Exercise objective: Only lines that contain the string "shortcut" should be returned from the material below.

Data:
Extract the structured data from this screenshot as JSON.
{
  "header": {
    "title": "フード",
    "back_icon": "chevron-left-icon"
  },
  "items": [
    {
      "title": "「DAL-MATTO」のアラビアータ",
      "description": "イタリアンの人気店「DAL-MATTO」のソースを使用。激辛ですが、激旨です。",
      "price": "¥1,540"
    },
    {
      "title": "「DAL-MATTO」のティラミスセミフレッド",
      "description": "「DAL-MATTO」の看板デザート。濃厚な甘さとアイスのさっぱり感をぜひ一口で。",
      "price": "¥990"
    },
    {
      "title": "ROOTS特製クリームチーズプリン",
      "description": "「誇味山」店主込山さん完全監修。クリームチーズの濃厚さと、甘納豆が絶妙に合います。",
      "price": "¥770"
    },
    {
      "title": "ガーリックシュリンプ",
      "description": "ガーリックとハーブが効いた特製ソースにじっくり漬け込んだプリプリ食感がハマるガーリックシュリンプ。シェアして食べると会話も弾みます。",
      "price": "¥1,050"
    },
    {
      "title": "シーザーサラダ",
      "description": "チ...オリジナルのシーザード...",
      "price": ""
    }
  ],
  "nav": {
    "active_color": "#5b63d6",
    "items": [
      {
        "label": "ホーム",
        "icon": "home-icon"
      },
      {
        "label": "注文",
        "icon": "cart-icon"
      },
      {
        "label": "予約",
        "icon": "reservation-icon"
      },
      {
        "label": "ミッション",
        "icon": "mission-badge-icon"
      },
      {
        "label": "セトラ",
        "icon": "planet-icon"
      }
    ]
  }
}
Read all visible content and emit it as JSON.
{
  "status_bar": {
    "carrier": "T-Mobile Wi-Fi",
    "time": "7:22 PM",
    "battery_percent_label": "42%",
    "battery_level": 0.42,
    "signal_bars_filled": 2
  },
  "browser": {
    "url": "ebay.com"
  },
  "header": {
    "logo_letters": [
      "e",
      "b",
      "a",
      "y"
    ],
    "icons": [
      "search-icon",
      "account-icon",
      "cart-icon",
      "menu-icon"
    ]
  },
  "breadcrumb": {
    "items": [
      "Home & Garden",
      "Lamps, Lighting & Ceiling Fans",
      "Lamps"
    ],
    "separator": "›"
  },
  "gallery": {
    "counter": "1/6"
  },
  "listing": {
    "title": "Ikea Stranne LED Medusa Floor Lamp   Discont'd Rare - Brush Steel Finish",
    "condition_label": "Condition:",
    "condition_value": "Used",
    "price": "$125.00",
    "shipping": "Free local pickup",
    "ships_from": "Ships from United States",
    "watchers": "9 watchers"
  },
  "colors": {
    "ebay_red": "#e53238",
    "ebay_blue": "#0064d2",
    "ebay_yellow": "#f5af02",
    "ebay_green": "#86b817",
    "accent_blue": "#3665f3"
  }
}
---
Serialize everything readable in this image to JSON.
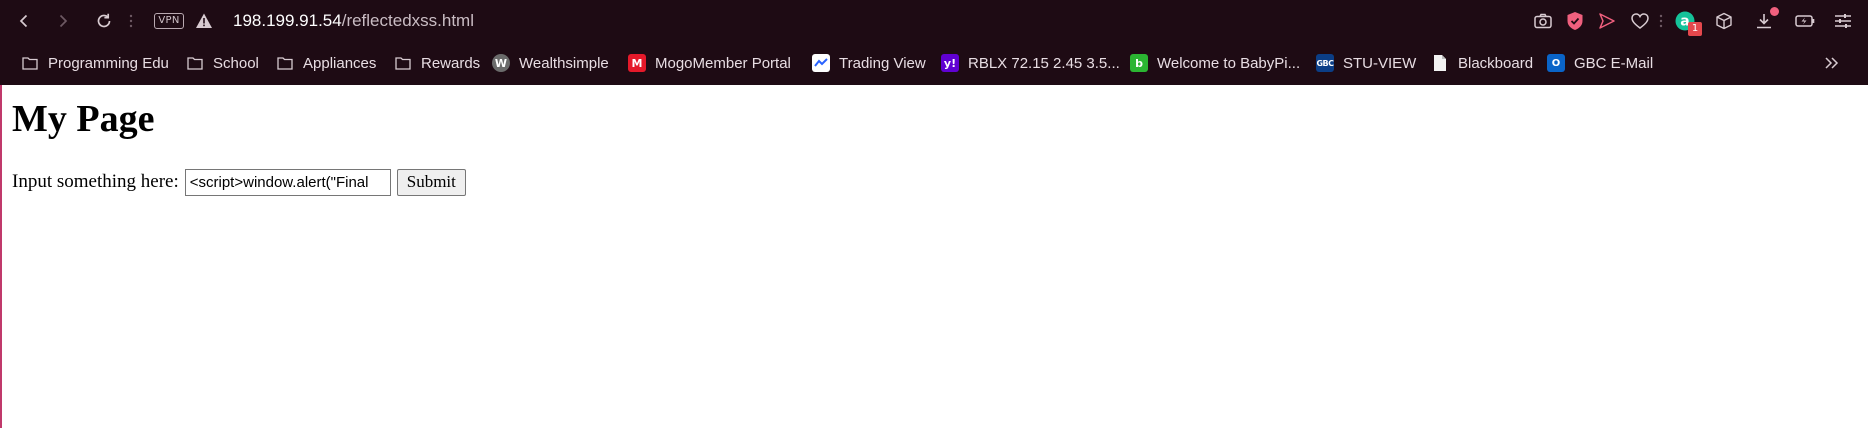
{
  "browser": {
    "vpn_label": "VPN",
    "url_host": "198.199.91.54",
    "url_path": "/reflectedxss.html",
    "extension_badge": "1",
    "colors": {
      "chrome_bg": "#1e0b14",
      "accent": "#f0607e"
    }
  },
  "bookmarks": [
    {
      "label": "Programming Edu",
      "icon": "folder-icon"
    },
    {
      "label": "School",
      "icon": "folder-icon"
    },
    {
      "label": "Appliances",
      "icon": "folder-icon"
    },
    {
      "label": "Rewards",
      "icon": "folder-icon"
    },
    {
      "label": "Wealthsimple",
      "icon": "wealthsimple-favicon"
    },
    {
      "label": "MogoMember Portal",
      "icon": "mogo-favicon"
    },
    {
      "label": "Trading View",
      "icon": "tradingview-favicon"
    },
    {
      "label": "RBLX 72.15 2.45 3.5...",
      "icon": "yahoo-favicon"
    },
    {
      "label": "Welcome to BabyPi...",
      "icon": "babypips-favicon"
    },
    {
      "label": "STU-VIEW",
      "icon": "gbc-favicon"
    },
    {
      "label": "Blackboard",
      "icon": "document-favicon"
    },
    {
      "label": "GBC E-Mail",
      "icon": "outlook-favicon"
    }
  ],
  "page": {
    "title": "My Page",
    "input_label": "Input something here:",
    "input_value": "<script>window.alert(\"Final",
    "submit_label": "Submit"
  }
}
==
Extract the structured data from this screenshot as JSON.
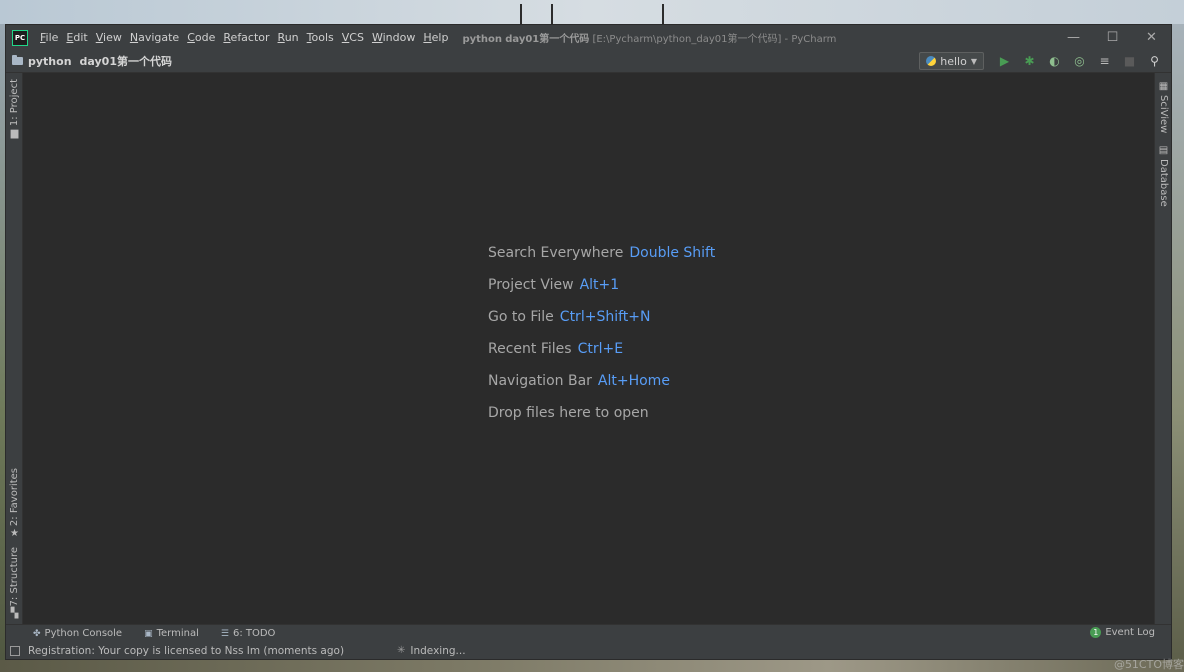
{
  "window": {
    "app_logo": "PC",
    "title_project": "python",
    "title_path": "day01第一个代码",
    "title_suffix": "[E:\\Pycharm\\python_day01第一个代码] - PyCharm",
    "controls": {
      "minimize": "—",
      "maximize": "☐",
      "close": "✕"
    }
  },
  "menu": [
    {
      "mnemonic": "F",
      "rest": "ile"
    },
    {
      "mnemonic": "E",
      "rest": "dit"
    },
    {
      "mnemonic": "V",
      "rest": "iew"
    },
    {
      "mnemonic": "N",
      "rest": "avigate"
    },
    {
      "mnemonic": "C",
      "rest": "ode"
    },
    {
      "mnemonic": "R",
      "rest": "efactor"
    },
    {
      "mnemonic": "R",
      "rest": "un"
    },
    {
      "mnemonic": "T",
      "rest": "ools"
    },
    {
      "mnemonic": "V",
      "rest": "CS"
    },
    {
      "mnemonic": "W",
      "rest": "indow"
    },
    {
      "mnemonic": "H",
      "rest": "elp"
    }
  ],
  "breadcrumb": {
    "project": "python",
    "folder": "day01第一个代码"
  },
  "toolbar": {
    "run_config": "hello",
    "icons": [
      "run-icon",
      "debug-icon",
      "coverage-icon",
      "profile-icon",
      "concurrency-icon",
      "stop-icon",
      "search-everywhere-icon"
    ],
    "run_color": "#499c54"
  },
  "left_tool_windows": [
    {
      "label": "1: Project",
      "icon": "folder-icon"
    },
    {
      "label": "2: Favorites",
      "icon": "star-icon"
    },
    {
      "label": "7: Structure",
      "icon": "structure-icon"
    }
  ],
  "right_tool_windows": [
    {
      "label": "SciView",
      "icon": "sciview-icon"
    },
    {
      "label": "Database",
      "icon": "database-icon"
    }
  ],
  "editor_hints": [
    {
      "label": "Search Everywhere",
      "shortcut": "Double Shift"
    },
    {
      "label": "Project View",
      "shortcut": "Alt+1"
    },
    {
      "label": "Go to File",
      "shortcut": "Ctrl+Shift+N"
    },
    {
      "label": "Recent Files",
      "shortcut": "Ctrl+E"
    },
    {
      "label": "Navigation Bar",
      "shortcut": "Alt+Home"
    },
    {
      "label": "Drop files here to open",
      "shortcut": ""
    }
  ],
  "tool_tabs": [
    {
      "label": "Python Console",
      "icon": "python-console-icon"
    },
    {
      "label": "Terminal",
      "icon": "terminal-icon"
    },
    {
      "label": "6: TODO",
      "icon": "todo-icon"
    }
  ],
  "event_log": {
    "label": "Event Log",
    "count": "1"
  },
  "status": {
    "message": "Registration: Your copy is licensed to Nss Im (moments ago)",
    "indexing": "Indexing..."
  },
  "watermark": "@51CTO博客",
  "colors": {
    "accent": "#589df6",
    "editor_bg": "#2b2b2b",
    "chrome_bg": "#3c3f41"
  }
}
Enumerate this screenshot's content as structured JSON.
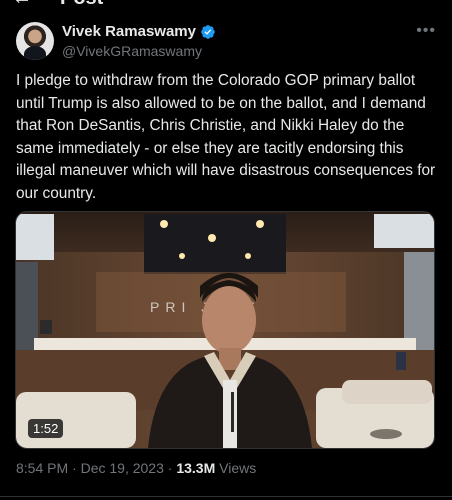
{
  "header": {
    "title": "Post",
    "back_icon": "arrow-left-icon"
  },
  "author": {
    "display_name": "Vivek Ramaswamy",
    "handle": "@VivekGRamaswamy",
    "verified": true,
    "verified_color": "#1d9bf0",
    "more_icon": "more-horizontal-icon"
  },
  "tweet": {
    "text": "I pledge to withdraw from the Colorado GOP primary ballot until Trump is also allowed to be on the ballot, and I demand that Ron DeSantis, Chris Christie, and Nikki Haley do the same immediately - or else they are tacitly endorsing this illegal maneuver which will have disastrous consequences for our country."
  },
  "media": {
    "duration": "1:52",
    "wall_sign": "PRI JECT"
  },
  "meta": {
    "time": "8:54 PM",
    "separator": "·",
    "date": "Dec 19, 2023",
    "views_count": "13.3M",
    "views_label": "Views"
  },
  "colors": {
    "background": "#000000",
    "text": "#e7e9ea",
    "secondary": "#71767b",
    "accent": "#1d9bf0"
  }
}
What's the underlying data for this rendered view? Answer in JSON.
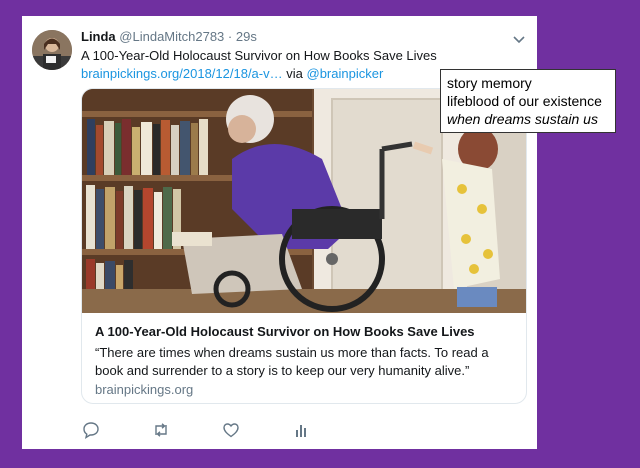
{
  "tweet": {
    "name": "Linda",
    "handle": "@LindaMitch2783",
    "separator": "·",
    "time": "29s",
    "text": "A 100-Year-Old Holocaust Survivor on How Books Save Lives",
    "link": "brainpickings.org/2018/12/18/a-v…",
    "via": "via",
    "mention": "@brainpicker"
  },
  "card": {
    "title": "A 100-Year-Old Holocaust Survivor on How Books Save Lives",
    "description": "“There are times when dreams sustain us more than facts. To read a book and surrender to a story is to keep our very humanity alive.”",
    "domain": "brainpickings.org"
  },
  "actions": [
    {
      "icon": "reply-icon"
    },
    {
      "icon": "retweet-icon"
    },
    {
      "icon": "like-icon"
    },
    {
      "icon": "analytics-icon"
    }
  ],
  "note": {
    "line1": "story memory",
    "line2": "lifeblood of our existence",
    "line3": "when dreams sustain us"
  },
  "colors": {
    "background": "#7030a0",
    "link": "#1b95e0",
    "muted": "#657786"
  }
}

Exercise output:
      "shortcut": "Double Shift"
      "shortcut": "Alt+1"
      "shortcut": "Ctrl+Shift+N"
      "shortcut": "Ctrl+E"
      "shortcut": "Alt+Home"
      "shortcut": ""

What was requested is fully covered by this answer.